BEGIN Data under study

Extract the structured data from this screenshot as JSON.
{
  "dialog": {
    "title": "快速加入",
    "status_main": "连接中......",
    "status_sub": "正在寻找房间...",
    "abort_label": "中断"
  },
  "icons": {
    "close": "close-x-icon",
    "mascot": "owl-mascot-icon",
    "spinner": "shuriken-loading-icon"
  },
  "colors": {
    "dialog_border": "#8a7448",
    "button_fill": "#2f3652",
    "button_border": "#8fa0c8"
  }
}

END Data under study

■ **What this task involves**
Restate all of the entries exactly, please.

■ **Answer space**
Extract the structured data from this screenshot as JSON.
{
  "dialog": {
    "title": "快速加入",
    "status_main": "连接中......",
    "status_sub": "正在寻找房间...",
    "abort_label": "中断"
  },
  "icons": {
    "close": "close-x-icon",
    "mascot": "owl-mascot-icon",
    "spinner": "shuriken-loading-icon"
  },
  "colors": {
    "dialog_border": "#8a7448",
    "button_fill": "#2f3652",
    "button_border": "#8fa0c8"
  }
}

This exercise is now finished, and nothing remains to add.